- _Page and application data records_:
****

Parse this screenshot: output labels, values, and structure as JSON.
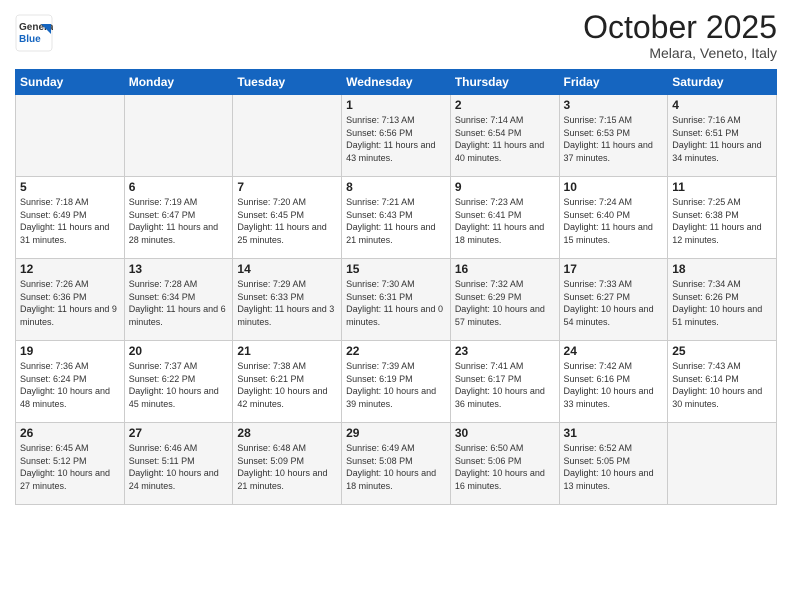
{
  "logo": {
    "general": "General",
    "blue": "Blue"
  },
  "header": {
    "month": "October 2025",
    "location": "Melara, Veneto, Italy"
  },
  "weekdays": [
    "Sunday",
    "Monday",
    "Tuesday",
    "Wednesday",
    "Thursday",
    "Friday",
    "Saturday"
  ],
  "weeks": [
    [
      {
        "day": "",
        "info": ""
      },
      {
        "day": "",
        "info": ""
      },
      {
        "day": "",
        "info": ""
      },
      {
        "day": "1",
        "info": "Sunrise: 7:13 AM\nSunset: 6:56 PM\nDaylight: 11 hours\nand 43 minutes."
      },
      {
        "day": "2",
        "info": "Sunrise: 7:14 AM\nSunset: 6:54 PM\nDaylight: 11 hours\nand 40 minutes."
      },
      {
        "day": "3",
        "info": "Sunrise: 7:15 AM\nSunset: 6:53 PM\nDaylight: 11 hours\nand 37 minutes."
      },
      {
        "day": "4",
        "info": "Sunrise: 7:16 AM\nSunset: 6:51 PM\nDaylight: 11 hours\nand 34 minutes."
      }
    ],
    [
      {
        "day": "5",
        "info": "Sunrise: 7:18 AM\nSunset: 6:49 PM\nDaylight: 11 hours\nand 31 minutes."
      },
      {
        "day": "6",
        "info": "Sunrise: 7:19 AM\nSunset: 6:47 PM\nDaylight: 11 hours\nand 28 minutes."
      },
      {
        "day": "7",
        "info": "Sunrise: 7:20 AM\nSunset: 6:45 PM\nDaylight: 11 hours\nand 25 minutes."
      },
      {
        "day": "8",
        "info": "Sunrise: 7:21 AM\nSunset: 6:43 PM\nDaylight: 11 hours\nand 21 minutes."
      },
      {
        "day": "9",
        "info": "Sunrise: 7:23 AM\nSunset: 6:41 PM\nDaylight: 11 hours\nand 18 minutes."
      },
      {
        "day": "10",
        "info": "Sunrise: 7:24 AM\nSunset: 6:40 PM\nDaylight: 11 hours\nand 15 minutes."
      },
      {
        "day": "11",
        "info": "Sunrise: 7:25 AM\nSunset: 6:38 PM\nDaylight: 11 hours\nand 12 minutes."
      }
    ],
    [
      {
        "day": "12",
        "info": "Sunrise: 7:26 AM\nSunset: 6:36 PM\nDaylight: 11 hours\nand 9 minutes."
      },
      {
        "day": "13",
        "info": "Sunrise: 7:28 AM\nSunset: 6:34 PM\nDaylight: 11 hours\nand 6 minutes."
      },
      {
        "day": "14",
        "info": "Sunrise: 7:29 AM\nSunset: 6:33 PM\nDaylight: 11 hours\nand 3 minutes."
      },
      {
        "day": "15",
        "info": "Sunrise: 7:30 AM\nSunset: 6:31 PM\nDaylight: 11 hours\nand 0 minutes."
      },
      {
        "day": "16",
        "info": "Sunrise: 7:32 AM\nSunset: 6:29 PM\nDaylight: 10 hours\nand 57 minutes."
      },
      {
        "day": "17",
        "info": "Sunrise: 7:33 AM\nSunset: 6:27 PM\nDaylight: 10 hours\nand 54 minutes."
      },
      {
        "day": "18",
        "info": "Sunrise: 7:34 AM\nSunset: 6:26 PM\nDaylight: 10 hours\nand 51 minutes."
      }
    ],
    [
      {
        "day": "19",
        "info": "Sunrise: 7:36 AM\nSunset: 6:24 PM\nDaylight: 10 hours\nand 48 minutes."
      },
      {
        "day": "20",
        "info": "Sunrise: 7:37 AM\nSunset: 6:22 PM\nDaylight: 10 hours\nand 45 minutes."
      },
      {
        "day": "21",
        "info": "Sunrise: 7:38 AM\nSunset: 6:21 PM\nDaylight: 10 hours\nand 42 minutes."
      },
      {
        "day": "22",
        "info": "Sunrise: 7:39 AM\nSunset: 6:19 PM\nDaylight: 10 hours\nand 39 minutes."
      },
      {
        "day": "23",
        "info": "Sunrise: 7:41 AM\nSunset: 6:17 PM\nDaylight: 10 hours\nand 36 minutes."
      },
      {
        "day": "24",
        "info": "Sunrise: 7:42 AM\nSunset: 6:16 PM\nDaylight: 10 hours\nand 33 minutes."
      },
      {
        "day": "25",
        "info": "Sunrise: 7:43 AM\nSunset: 6:14 PM\nDaylight: 10 hours\nand 30 minutes."
      }
    ],
    [
      {
        "day": "26",
        "info": "Sunrise: 6:45 AM\nSunset: 5:12 PM\nDaylight: 10 hours\nand 27 minutes."
      },
      {
        "day": "27",
        "info": "Sunrise: 6:46 AM\nSunset: 5:11 PM\nDaylight: 10 hours\nand 24 minutes."
      },
      {
        "day": "28",
        "info": "Sunrise: 6:48 AM\nSunset: 5:09 PM\nDaylight: 10 hours\nand 21 minutes."
      },
      {
        "day": "29",
        "info": "Sunrise: 6:49 AM\nSunset: 5:08 PM\nDaylight: 10 hours\nand 18 minutes."
      },
      {
        "day": "30",
        "info": "Sunrise: 6:50 AM\nSunset: 5:06 PM\nDaylight: 10 hours\nand 16 minutes."
      },
      {
        "day": "31",
        "info": "Sunrise: 6:52 AM\nSunset: 5:05 PM\nDaylight: 10 hours\nand 13 minutes."
      },
      {
        "day": "",
        "info": ""
      }
    ]
  ]
}
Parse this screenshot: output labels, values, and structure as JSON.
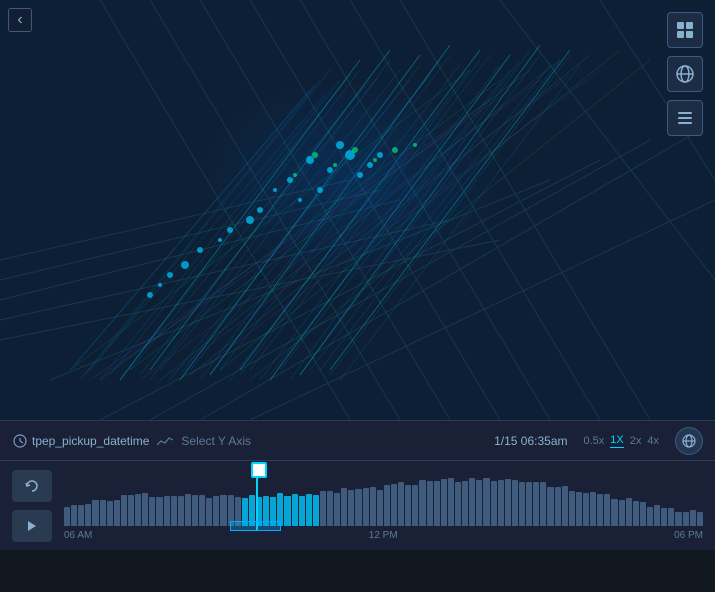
{
  "map": {
    "background": "#0d1f35"
  },
  "toolbar": {
    "datetime_field": "tpep_pickup_datetime",
    "select_y_label": "Select Y Axis",
    "timestamp": "1/15 06:35am",
    "speeds": [
      {
        "value": "0.5x",
        "active": false
      },
      {
        "value": "1X",
        "active": true
      },
      {
        "value": "2x",
        "active": false
      },
      {
        "value": "4x",
        "active": false
      }
    ]
  },
  "timeline": {
    "time_labels": [
      "06 AM",
      "12 PM",
      "06 PM"
    ],
    "replay_label": "↺",
    "play_label": "▶"
  },
  "icons": {
    "grid": "⊞",
    "globe": "◎",
    "list": "≡",
    "back": "‹",
    "clock": "⏱",
    "trend": "∿",
    "refresh": "↺"
  }
}
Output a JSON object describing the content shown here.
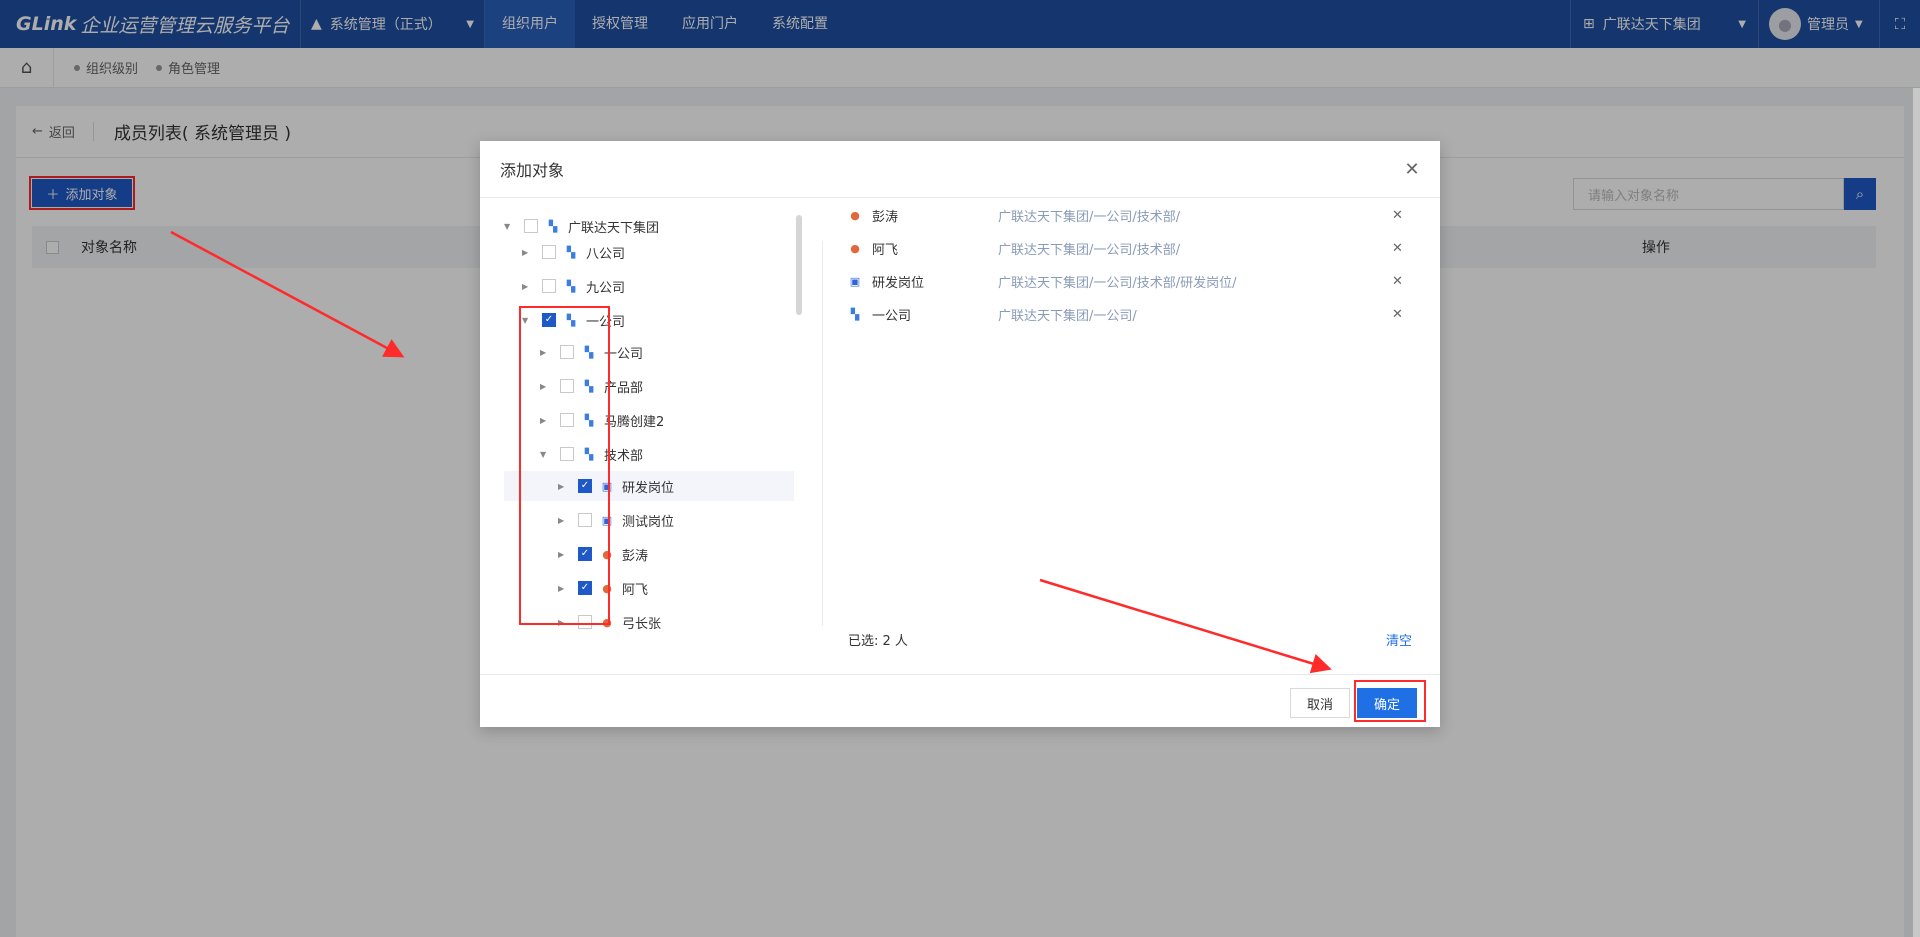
{
  "header": {
    "logo_mark": "GLink",
    "platform_title": "企业运营管理云服务平台",
    "system_label": "系统管理（正式）",
    "nav": [
      "组织用户",
      "授权管理",
      "应用门户",
      "系统配置"
    ],
    "org_label": "广联达天下集团",
    "user_label": "管理员"
  },
  "breadcrumb": {
    "items": [
      "组织级别",
      "角色管理"
    ]
  },
  "page": {
    "back_label": "返回",
    "title": "成员列表( 系统管理员 )",
    "add_button": "添加对象",
    "search_placeholder": "请输入对象名称",
    "columns": {
      "name": "对象名称",
      "action": "操作"
    }
  },
  "dialog": {
    "title": "添加对象",
    "tree": [
      {
        "label": "广联达天下集团",
        "type": "org",
        "checked": false
      },
      {
        "label": "八公司",
        "type": "org",
        "checked": false
      },
      {
        "label": "九公司",
        "type": "org",
        "checked": false
      },
      {
        "label": "一公司",
        "type": "org",
        "checked": true
      },
      {
        "label": "一公司",
        "type": "org",
        "checked": false
      },
      {
        "label": "产品部",
        "type": "org",
        "checked": false
      },
      {
        "label": "马腾创建2",
        "type": "org",
        "checked": false
      },
      {
        "label": "技术部",
        "type": "org",
        "checked": false
      },
      {
        "label": "研发岗位",
        "type": "post",
        "checked": true
      },
      {
        "label": "测试岗位",
        "type": "post",
        "checked": false
      },
      {
        "label": "彭涛",
        "type": "user",
        "checked": true
      },
      {
        "label": "阿飞",
        "type": "user",
        "checked": true
      },
      {
        "label": "弓长张",
        "type": "user",
        "checked": false
      }
    ],
    "selected": [
      {
        "name": "彭涛",
        "type": "user",
        "path": "广联达天下集团/一公司/技术部/"
      },
      {
        "name": "阿飞",
        "type": "user",
        "path": "广联达天下集团/一公司/技术部/"
      },
      {
        "name": "研发岗位",
        "type": "post",
        "path": "广联达天下集团/一公司/技术部/研发岗位/"
      },
      {
        "name": "一公司",
        "type": "org",
        "path": "广联达天下集团/一公司/"
      }
    ],
    "selected_count": "已选: 2 人",
    "clear_label": "清空",
    "cancel_label": "取消",
    "confirm_label": "确定"
  },
  "icons": {
    "org": "org-tree-icon",
    "post": "post-icon",
    "user": "user-icon"
  },
  "colors": {
    "header": "#1e4fa3",
    "primary": "#1f6fe5",
    "annotation": "#ff2a2a"
  }
}
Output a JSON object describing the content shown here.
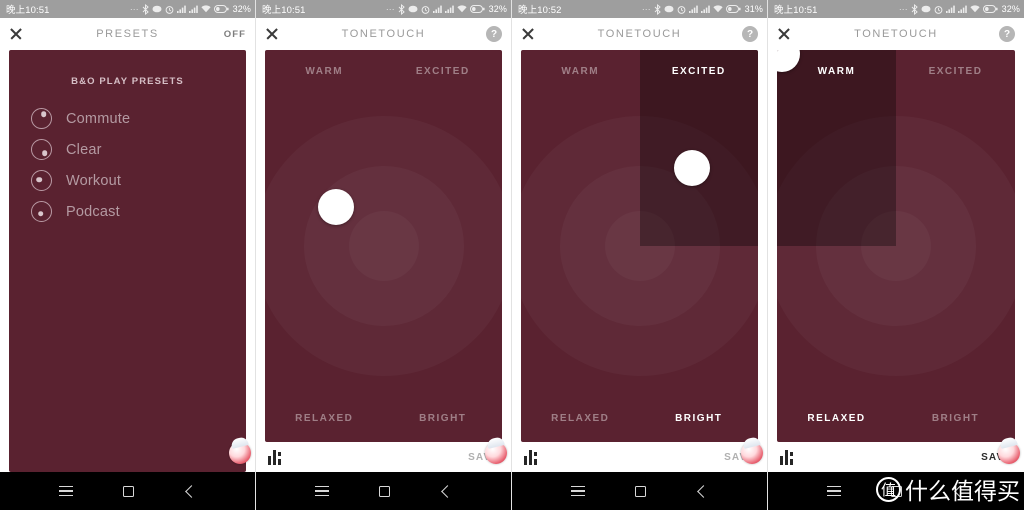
{
  "panels": [
    {
      "status": {
        "time": "晚上10:51",
        "battery": "32%",
        "icons": [
          "dots-icon",
          "bluetooth-icon",
          "sync-icon",
          "alarm-icon",
          "signal-icon",
          "signal-icon",
          "wifi-icon",
          "battery-icon"
        ]
      },
      "appbar": {
        "title": "PRESETS",
        "right_label": "OFF",
        "close": "close-icon"
      },
      "presets": {
        "heading": "B&O PLAY PRESETS",
        "items": [
          {
            "label": "Commute",
            "dot_x": "62%",
            "dot_y": "28%"
          },
          {
            "label": "Clear",
            "dot_x": "66%",
            "dot_y": "68%"
          },
          {
            "label": "Workout",
            "dot_x": "38%",
            "dot_y": "46%"
          },
          {
            "label": "Podcast",
            "dot_x": "46%",
            "dot_y": "62%"
          }
        ]
      }
    },
    {
      "status": {
        "time": "晚上10:51",
        "battery": "32%"
      },
      "appbar": {
        "title": "TONETOUCH",
        "help": "?",
        "close": "close-icon"
      },
      "pad": {
        "labels": {
          "tl": "WARM",
          "tr": "EXCITED",
          "bl": "RELAXED",
          "br": "BRIGHT"
        },
        "selected": "none",
        "bright_labels": [],
        "handle": {
          "x": "30%",
          "y": "40%"
        }
      },
      "savebar": {
        "eq_icon": "equalizer-icon",
        "save_label": "SAVE",
        "save_active": false
      }
    },
    {
      "status": {
        "time": "晚上10:52",
        "battery": "31%"
      },
      "appbar": {
        "title": "TONETOUCH",
        "help": "?",
        "close": "close-icon"
      },
      "pad": {
        "labels": {
          "tl": "WARM",
          "tr": "EXCITED",
          "bl": "RELAXED",
          "br": "BRIGHT"
        },
        "selected": "tr",
        "bright_labels": [
          "tr",
          "br"
        ],
        "handle": {
          "x": "72%",
          "y": "30%"
        }
      },
      "savebar": {
        "eq_icon": "equalizer-icon",
        "save_label": "SAVE",
        "save_active": false
      }
    },
    {
      "status": {
        "time": "晚上10:51",
        "battery": "32%"
      },
      "appbar": {
        "title": "TONETOUCH",
        "help": "?",
        "close": "close-icon"
      },
      "pad": {
        "labels": {
          "tl": "WARM",
          "tr": "EXCITED",
          "bl": "RELAXED",
          "br": "BRIGHT"
        },
        "selected": "tl",
        "bright_labels": [
          "tl",
          "bl"
        ],
        "handle": {
          "x": "2%",
          "y": "1%"
        }
      },
      "savebar": {
        "eq_icon": "equalizer-icon",
        "save_label": "SAVE",
        "save_active": true
      }
    }
  ],
  "navbar": {
    "menu": "menu-icon",
    "home": "home-icon",
    "back": "back-icon"
  },
  "watermark": {
    "mark": "值",
    "text": "什么值得买"
  }
}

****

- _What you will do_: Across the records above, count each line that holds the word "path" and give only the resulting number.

- _Your response_: 4